- **RECORDS FOR THE TASK**
────────────────────

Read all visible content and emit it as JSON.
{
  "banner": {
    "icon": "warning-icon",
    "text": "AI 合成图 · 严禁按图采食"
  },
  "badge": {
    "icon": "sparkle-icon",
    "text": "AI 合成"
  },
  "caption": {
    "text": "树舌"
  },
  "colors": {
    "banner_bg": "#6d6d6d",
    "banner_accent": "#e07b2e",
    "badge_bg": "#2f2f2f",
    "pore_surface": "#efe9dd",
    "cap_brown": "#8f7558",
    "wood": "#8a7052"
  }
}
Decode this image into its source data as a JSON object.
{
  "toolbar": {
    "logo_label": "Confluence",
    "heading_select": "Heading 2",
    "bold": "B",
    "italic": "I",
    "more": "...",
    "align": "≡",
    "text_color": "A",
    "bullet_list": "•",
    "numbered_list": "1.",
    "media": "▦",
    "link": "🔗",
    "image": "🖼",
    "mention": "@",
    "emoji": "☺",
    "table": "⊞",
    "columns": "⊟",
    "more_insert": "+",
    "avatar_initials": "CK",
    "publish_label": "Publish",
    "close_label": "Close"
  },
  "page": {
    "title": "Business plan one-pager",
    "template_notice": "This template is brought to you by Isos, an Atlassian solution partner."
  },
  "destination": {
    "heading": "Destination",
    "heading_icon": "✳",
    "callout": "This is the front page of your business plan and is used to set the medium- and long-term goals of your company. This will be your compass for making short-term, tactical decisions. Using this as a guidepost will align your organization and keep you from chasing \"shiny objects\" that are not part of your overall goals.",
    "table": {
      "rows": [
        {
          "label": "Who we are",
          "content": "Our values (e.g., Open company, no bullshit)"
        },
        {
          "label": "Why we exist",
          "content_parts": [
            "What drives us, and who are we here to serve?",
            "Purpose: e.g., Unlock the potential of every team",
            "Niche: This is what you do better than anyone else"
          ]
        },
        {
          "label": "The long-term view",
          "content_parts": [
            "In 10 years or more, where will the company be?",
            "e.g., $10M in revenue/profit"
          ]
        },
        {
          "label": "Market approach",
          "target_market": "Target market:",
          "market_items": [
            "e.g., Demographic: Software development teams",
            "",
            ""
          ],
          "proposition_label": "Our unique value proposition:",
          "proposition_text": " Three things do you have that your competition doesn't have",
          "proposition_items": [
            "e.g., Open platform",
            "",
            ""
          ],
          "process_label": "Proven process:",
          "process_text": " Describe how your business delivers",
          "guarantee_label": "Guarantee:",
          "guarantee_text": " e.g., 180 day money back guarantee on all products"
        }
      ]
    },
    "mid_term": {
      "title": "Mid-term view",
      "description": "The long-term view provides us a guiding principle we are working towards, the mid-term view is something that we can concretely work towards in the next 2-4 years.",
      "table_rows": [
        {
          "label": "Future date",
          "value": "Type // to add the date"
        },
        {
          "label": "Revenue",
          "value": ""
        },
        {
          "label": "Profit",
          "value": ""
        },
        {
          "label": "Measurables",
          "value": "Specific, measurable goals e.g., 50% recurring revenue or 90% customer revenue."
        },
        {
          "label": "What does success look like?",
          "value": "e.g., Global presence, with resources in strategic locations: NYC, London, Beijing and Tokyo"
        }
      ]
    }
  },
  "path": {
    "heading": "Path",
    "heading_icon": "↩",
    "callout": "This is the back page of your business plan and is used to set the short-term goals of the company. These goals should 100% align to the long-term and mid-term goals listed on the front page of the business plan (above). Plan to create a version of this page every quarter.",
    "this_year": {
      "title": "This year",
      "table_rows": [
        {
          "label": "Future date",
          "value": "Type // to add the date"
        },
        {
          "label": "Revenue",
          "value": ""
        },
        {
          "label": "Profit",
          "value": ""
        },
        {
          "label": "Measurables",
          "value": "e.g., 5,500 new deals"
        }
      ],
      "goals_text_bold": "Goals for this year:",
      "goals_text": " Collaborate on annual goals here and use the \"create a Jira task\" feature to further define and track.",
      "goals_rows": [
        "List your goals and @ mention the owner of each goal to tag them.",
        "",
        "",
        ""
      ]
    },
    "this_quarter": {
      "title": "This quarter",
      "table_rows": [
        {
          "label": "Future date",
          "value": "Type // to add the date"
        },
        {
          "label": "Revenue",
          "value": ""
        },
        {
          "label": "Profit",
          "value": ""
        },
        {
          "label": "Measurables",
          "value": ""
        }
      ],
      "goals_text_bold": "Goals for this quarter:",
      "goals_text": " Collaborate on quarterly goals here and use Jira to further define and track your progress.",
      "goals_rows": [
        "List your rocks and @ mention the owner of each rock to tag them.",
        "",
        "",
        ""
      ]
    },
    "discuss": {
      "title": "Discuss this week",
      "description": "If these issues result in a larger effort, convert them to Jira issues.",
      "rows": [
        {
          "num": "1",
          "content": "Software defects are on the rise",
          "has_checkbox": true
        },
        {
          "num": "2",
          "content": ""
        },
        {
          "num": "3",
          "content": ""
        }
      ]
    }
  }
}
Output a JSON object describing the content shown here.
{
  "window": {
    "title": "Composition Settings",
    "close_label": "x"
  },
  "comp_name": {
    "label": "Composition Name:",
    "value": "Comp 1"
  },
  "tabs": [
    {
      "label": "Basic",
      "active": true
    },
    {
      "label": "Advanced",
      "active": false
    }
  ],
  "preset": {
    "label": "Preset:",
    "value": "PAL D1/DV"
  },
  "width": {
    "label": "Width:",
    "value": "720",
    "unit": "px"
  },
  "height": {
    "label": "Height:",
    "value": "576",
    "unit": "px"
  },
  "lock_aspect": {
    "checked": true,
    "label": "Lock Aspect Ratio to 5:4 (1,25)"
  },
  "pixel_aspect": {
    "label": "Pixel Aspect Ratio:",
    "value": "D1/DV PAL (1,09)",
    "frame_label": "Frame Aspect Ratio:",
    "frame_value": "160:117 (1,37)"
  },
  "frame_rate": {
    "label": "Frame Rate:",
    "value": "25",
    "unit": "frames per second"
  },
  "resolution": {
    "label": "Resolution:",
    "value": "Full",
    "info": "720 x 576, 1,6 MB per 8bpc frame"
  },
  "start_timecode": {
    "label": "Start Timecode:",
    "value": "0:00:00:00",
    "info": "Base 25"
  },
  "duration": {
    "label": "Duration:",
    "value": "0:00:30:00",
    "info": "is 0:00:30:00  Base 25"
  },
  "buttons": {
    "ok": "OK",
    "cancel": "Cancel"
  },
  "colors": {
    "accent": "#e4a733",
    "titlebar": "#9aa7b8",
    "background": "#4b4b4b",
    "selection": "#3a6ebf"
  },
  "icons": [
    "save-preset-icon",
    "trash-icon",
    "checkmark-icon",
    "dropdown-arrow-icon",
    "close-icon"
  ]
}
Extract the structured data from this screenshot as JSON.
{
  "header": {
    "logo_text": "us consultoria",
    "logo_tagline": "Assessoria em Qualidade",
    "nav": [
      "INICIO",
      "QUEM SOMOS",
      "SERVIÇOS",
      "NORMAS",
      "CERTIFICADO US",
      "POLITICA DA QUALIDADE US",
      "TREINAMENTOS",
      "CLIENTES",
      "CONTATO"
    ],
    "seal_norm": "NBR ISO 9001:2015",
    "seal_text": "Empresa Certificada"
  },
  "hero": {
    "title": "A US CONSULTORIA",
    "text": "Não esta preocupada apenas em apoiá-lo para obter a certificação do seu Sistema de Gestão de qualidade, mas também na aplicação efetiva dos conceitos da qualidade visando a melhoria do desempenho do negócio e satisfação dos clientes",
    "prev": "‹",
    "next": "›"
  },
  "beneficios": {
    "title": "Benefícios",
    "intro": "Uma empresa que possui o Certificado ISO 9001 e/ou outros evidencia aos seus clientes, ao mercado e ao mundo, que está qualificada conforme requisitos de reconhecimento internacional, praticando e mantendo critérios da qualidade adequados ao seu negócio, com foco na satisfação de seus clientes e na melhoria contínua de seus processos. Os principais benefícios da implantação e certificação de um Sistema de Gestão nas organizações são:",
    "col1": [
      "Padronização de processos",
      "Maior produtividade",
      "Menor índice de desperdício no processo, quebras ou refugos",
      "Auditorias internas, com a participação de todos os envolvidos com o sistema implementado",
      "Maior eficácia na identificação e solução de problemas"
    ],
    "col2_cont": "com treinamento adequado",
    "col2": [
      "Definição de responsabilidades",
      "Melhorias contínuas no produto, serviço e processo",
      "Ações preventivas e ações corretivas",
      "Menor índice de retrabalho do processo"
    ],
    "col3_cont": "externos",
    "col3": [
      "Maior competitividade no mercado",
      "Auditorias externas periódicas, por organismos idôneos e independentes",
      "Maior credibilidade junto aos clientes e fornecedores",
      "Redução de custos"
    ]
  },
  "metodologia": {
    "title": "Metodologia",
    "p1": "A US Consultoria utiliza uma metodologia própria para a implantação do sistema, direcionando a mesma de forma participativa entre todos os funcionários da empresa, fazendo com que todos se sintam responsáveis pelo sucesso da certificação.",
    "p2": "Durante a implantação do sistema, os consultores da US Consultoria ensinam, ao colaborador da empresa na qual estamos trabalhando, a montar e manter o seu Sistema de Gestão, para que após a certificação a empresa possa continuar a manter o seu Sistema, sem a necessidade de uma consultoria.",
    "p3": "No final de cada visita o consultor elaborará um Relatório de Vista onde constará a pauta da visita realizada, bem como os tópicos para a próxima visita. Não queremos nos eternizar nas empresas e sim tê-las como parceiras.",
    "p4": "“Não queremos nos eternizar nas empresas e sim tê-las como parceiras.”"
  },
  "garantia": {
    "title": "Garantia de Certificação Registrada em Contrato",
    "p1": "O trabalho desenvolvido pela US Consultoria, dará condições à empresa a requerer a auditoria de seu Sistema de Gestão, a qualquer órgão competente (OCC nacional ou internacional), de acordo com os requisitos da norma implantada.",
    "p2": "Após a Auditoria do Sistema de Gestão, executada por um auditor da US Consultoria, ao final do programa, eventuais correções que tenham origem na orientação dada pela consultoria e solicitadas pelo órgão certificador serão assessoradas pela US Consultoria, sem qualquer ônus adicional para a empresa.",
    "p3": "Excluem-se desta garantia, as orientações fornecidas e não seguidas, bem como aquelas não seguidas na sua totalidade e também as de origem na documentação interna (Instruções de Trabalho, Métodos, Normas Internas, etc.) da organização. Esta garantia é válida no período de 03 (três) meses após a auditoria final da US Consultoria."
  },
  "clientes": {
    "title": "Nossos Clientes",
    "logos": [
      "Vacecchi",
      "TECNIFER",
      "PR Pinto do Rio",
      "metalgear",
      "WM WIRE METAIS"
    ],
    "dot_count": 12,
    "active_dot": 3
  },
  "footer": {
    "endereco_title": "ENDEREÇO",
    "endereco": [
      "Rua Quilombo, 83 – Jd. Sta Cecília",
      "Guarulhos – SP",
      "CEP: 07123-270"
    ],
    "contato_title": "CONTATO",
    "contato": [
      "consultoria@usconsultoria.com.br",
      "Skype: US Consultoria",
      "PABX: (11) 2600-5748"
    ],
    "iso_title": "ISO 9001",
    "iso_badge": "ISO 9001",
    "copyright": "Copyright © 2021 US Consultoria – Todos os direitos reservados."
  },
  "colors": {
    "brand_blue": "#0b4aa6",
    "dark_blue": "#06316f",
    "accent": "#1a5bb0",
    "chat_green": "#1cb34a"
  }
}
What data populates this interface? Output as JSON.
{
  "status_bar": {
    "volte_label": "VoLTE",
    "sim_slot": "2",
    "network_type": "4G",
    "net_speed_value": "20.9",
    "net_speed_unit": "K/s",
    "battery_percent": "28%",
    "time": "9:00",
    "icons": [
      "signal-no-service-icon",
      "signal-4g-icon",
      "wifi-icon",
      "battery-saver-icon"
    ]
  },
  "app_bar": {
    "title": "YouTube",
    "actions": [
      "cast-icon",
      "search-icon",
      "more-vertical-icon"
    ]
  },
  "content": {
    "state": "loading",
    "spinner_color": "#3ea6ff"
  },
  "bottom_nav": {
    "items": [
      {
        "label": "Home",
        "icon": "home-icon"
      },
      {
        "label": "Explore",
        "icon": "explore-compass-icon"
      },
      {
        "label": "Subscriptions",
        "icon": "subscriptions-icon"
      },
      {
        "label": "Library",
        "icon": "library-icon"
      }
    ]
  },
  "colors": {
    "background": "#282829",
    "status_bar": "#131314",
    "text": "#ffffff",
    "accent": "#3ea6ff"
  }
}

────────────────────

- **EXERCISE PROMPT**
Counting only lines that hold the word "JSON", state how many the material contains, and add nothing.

- **ANSWER TO THE EXERCISE**
5